The Czechoslovakian Wolfdog is a unique breed of domestic dog known for its striking appearance and physical characteristics that resemble wolves. With strong, athletic bodies and sharp, agile features, this wolf-like canine breed has garnered attention from pet owners and enthusiasts worldwide. Known for their loyalty, intelligence, and resilience, they possess a rich symbolism and meaning that goes beyond their physical attributes. This article delves into the various aspects of Czechoslovakian Wolfdog symbolism, exploring its origins, personality traits, and cultural significance.
Origins and Breed Characteristics
The Czechoslovakian Wolfdog is a relatively new breed developed in the early 20th century by crossing Carpathian shepherd dogs with German Shepherds and wolves. They were created to create an intelligent working dog capable of guarding livestock in harsh climates. The breed’s name reflects its origin – “Czechoslovakia,” a historical region in Central Europe, now divided into the Czech Republic and Slovakia. Despite their wolf-like appearance, these dogs are not wild animals but rather domestic companions known for their loyalty, intelligence, and trainability. Their symbolism is rooted in their history as herding and guarding dogs, making them strong symbols of protection and vigilance.
Appearance: Czechoslovakian Wolfdogs have thick double coats, providing insulation against harsh weather conditions; they’re robust, agile, and muscular with keen senses, contributing to their symbolic association with power and strength.

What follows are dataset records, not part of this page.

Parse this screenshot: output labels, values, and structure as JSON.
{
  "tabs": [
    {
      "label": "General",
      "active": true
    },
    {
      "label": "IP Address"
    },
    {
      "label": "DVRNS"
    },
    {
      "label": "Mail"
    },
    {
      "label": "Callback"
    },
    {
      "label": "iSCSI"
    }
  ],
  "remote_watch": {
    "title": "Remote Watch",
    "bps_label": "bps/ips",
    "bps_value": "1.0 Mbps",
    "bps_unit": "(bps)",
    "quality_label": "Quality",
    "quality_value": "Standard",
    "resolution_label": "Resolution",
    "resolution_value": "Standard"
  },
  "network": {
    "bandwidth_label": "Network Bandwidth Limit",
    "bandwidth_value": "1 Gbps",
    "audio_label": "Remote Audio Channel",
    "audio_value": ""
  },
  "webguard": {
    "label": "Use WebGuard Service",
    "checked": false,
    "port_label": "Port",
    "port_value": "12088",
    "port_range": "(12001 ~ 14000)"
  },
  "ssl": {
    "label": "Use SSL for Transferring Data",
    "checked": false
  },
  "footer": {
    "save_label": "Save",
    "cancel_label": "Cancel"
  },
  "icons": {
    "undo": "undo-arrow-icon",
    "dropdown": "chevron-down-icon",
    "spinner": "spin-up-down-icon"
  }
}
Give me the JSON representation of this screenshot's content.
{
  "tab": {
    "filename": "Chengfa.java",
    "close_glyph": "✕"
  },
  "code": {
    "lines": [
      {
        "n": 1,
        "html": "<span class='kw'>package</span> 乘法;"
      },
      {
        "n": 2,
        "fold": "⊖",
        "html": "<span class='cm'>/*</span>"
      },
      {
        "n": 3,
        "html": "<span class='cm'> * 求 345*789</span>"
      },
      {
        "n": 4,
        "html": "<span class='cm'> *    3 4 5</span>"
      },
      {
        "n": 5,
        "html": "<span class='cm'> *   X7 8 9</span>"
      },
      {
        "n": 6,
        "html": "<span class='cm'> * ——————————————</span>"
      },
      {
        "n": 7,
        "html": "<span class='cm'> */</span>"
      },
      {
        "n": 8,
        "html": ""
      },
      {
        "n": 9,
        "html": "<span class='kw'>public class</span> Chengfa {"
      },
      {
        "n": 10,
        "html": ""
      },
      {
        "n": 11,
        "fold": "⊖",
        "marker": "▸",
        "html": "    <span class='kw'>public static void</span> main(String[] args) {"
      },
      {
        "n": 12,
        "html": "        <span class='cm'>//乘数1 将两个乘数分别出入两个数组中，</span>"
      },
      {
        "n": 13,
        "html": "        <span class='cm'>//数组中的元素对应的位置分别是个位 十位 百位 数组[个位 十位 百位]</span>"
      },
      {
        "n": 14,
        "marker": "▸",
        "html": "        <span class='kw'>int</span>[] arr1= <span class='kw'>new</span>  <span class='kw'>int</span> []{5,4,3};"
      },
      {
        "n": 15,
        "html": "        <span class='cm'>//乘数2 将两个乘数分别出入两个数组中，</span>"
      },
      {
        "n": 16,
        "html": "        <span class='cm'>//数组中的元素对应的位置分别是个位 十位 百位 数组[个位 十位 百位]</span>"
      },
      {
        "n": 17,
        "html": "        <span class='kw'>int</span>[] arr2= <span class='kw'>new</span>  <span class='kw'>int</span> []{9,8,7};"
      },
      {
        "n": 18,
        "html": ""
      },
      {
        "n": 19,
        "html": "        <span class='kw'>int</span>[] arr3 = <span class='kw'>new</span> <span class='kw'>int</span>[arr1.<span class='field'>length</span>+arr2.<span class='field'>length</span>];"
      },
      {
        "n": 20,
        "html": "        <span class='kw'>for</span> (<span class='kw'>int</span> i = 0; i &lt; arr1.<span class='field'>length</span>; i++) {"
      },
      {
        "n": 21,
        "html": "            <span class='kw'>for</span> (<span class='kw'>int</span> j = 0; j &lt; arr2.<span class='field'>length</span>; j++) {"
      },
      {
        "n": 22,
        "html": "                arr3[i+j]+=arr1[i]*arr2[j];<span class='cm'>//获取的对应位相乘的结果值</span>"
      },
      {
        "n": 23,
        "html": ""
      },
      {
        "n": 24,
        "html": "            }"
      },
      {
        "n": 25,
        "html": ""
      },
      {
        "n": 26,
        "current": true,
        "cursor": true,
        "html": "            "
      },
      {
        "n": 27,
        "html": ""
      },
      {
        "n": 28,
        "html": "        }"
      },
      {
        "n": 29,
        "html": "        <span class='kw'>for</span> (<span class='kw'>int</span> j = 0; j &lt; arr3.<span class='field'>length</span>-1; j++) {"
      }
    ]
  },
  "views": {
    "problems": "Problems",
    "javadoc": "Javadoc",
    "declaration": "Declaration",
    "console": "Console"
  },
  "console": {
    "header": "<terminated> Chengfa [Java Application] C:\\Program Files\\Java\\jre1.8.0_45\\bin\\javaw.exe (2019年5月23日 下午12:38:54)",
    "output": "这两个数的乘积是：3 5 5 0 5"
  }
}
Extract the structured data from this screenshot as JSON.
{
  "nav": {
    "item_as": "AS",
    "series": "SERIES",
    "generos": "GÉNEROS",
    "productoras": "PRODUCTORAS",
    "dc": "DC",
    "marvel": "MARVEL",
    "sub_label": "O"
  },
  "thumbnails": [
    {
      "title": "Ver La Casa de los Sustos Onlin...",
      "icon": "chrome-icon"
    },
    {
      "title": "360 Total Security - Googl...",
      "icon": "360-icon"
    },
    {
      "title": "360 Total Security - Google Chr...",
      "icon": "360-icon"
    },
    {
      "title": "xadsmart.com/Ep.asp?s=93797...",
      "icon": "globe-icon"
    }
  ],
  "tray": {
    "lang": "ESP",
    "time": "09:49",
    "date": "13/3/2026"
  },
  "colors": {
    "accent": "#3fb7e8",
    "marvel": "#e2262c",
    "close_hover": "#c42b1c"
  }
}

Their striking yellow or gray eyes add depth to their symbolism as symbols of wisdom and intuition.
Personality Traits & Symbolic Interpretations
Czechoslovakian Wolfdogs are known for their high energy levels, independence, and strong personality. These dogs require extensive exercise and mental stimulation, which can represent freedom, exploration, and adventure. They’re also intelligent, which symbolize intellect and adaptability. Their pack-like behavior mirrors loyalty, unity, and collaboration, showing the importance of social bonding. As watchdogs, they embody vigilance and protection instincts too.
Symbolism in Mythology & Folklore: In mythological tales, wolves often represent cunning, cleverness, and resourcefulness. Their presence near humans suggests a powerful connection to nature, symbolizing a balance between wild and domestic life. However, their wolf lineage also has negative connotations linked to lone-wolf stereotypes or ‘lone warrior’ archetypes.
Symbolism in Art & Literature:
In various cultures, wolves represent wisdom, loyalty, independence, and adaptability. For instance, in Roman mythology, the she-wolf’s nursing of Romulus and Remus established Rome’s founding brothers. In Norse legends, Fenrir represents power and chaos while Lupercus symbolizes virility. In Native American cultures, wolves signify wisdom, guidance, and leadership.
Symbolism & Cultural Significance: Czechoslovakian Wolfdogs represent guardianship due to their history as livestock protectors; they embody loyalty and resourcefulness in literature, such as ‘The Three Little Pigs’ where the wolf as an antagonist reflects cunning but also survival instincts.
In Popular Culture:
Wolfdogs are popularly associated with pop culture figures like ‘The Howling Stones,’ where their howls symbolize communication and connection to nature. They feature in movies like ‘The Grey’ (2017), personifying resilience, strength, and survival instincts.
Symbolism & Spirituality: In many spiritual belief systems, wolves represent transformation, independence, and intuition. Shamans view them as totem animals for guidance during life transitions. For some tribes, they’re connected to ancestral spirits or guardians of sacred places.
Czechoslovakian Wolfdogs are more than just physical attributes; their symbolic representation extends beyond appearance. They represent freedom, loyalty, strength, intelligence, and adaptability. Understanding their meanings enriches our connection with these fascinating creatures. Like wolves, they embody survival instincts, intuition, unity in pack life, and guardianship. As pets or working dogs, they remind us of the balance between wild and domestic aspects of life.